Dervish Oral Poetry in Somalia: A Study in Semiotic Chora
Lines of verse sometimes live in the shadows of societies, cherished for gracefully bending ears with melodic imagery. Yet, Somali poetry defiantly lived outside shadows for centuries. While pastoral communities customarily use oration for historiography and storytelling, purposeful and complex oral poetry coursed through the veins of each Somali, creating a silent, formless unity. This research pinpoints the inseparable existence of Somali people from Islam, clan identity, and poetic language by analyzing poetic action from the anti-colonial Dervish Movement of 1899-1920. Using psychoanalyst and philosopher Julia Kristeva’s scholarship on poetic action, Somali poetry is used to attempt a pursuit of semiotic chora— the place where meaning is made. This research serves as an urgent acknowledgement and dialogue that Somali poetry holds keys to a reimagined polis.
Philosophy|African Studies|African literature|Modern history|Language|Religion

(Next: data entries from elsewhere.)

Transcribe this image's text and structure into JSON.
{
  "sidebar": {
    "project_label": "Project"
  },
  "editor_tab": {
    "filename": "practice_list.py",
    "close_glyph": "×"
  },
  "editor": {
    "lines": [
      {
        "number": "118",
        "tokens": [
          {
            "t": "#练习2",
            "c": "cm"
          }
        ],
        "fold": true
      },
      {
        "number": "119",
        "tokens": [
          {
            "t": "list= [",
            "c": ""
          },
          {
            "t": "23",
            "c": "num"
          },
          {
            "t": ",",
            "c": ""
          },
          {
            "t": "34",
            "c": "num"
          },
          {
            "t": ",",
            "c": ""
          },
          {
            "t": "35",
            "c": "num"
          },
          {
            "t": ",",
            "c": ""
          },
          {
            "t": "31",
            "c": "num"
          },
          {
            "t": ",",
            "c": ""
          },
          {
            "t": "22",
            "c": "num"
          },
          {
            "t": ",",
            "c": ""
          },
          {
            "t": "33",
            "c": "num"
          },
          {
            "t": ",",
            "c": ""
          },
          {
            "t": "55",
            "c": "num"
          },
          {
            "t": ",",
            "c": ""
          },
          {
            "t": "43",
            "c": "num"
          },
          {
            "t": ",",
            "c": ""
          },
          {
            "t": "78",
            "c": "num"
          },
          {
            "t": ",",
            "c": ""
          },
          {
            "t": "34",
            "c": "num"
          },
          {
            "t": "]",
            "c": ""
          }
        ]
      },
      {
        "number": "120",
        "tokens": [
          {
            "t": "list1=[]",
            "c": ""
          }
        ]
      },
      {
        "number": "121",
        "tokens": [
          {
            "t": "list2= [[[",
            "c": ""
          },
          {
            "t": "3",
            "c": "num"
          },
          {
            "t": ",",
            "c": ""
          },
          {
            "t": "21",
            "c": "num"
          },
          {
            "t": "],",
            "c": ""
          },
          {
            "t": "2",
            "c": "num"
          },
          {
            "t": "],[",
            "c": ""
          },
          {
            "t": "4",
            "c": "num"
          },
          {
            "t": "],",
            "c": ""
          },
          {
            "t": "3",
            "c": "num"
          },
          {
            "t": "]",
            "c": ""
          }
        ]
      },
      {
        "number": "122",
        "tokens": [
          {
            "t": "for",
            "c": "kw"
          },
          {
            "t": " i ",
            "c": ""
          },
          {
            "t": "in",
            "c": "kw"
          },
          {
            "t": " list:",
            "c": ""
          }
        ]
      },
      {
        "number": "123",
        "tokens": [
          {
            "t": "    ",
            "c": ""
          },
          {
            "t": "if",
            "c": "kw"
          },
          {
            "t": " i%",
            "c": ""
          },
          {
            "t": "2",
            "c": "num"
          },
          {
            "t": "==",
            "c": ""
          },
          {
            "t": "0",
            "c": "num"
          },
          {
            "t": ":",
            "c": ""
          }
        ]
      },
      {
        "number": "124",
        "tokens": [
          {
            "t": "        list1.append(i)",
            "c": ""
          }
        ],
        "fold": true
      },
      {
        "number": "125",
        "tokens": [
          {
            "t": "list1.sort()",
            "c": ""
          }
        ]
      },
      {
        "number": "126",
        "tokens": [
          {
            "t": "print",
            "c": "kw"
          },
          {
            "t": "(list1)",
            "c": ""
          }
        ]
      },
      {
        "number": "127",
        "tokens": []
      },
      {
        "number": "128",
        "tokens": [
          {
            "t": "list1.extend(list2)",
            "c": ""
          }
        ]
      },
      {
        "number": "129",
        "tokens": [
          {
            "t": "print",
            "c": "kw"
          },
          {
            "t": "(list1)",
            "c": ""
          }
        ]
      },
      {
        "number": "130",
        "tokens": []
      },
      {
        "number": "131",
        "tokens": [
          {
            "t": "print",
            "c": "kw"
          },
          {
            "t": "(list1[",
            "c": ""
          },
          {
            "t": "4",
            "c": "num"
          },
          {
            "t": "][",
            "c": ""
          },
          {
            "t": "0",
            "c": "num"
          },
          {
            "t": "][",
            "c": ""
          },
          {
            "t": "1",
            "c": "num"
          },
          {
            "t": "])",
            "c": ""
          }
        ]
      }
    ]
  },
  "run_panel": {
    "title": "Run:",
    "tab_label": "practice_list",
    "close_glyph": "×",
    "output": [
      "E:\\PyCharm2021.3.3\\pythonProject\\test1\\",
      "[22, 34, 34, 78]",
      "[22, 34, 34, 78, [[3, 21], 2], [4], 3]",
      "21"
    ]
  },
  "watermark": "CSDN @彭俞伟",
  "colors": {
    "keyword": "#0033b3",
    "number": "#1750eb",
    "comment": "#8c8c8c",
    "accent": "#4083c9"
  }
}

Meehan, Erin Elizabeth, "Dervish Oral Poetry in Somalia: A Study in Semiotic Chora" (2021). Doctoral Dissertations. AAI28713484.